The increasing scale of activity was such that the Newton Gateway to Mathematics needed to reinforce its identify as both an integral part of INI and as a national facility for knowledge exchange for mathematical sciences in the UK. The Review into Knowledge Exchange in the Mathematical Sciences reinforced the need to have impact as a central role within the mathematical sciences. There was the additional need to avoid confusion with other organisations and so it was timely to rebrand to the Newton Gateway to Mathematics in January 2019.

Launch of the Newton Gateway to Mathematics

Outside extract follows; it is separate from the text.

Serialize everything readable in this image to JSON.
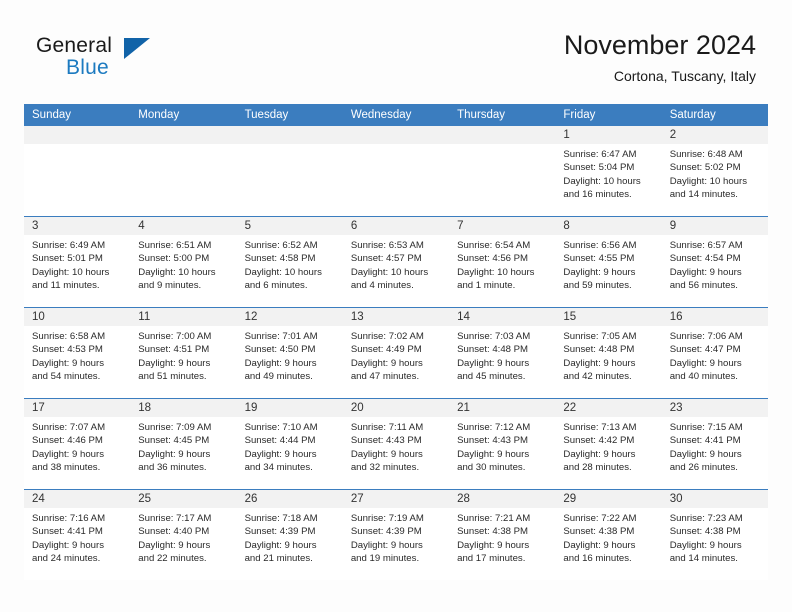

A launch event took place on 21 January 2019, with speakers talking about their experience of working with the Gateway, explaining its history, the vision and current priorities.
Ewan Kirk, Chair of the Management Committee introduced the event.  David Abrahams, who is Director of the Isaac Newton Institute, then spoke about the development of INI, the role of industrial mathematics and statistics and the creation of the Turing Gateway to Mathematics and the subsequent move to become the Newton Gateway to Mathematics.
Jane Leeks, Manager of the Gateway, provided examples of the Gateway’s engagement activity over the 6 years since its inception. Jane also spoke about some of the partners that the Gateway has collaborated with and outlined the future direction.
Peter Landrock, who is Chair of the Newton Gateway to Mathematics Advisory Board, spoke about his positive experience of engaging with the Gateway and he was followed by Richard Pinch who had previously been a member of the Advisory Board and who is Vice-President, Profession & Industry of the Institute of Mathematics and its Applications. Richard spoke about the value of knowledge exchange and gave examples working with the Gateway that had helped to facilitate some particular streams of work.
Mike Cates, Lucasian Professor of Mathematics at the University of Cambridge has worked with the Gateway to develop and deliver the Edwards Symposia. Mike spoke about targeting academia and industry engagement in Soft Matter Research and the key role that the Gateway played in developing the events and facilitating their delivery.
Philip Bond, Lead Author of the Bond Review on Knowledge Exchange in the Mathematical Sciences, spoke about why impact matters – its role in productivity and innovation. He spoke about “The Era of Mathematics” and why mathematical impact is vital to society. 
Priscilla Canizares from Schlumberger was the final speaker – she reiterated that mathematics is inter disciplinary and highlighted its contribution to the UK economy.

  • Welcome and Introduction - Ewan Kirk (Isaac Newton Institute Management Committee – Chair)


  • The Era of Mathematics – Knowledge Exchange in the 21st Century - Philip Bond (Lead Author of the Bond Review on Knowledge Exchange in the Mathematical Sciences)